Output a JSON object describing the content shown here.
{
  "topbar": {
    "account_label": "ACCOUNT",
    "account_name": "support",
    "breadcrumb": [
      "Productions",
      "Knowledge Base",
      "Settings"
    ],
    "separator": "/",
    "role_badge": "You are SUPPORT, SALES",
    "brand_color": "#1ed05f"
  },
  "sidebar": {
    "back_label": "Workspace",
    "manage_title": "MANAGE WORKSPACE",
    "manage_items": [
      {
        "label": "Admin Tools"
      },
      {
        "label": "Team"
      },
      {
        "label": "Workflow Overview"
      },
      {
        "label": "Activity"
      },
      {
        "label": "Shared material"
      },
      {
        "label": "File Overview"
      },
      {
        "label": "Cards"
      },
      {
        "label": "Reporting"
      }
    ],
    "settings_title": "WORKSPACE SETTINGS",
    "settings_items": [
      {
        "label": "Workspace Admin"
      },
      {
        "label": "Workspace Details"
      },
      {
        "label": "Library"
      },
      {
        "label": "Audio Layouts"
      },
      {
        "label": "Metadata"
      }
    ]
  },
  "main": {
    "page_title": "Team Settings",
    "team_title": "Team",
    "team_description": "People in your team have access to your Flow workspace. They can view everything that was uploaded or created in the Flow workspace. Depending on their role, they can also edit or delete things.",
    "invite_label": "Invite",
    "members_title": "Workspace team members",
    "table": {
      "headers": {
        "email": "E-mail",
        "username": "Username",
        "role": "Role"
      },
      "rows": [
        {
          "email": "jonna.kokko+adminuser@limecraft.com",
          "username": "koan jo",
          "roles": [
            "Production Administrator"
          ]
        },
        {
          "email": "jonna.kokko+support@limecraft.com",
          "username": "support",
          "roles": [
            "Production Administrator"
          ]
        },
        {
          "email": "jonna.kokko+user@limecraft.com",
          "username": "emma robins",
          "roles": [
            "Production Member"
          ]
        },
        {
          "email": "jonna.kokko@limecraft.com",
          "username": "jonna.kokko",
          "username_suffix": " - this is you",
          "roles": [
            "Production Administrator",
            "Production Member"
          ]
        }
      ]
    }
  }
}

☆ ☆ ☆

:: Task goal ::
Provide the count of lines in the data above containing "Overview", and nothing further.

:: Result ::
2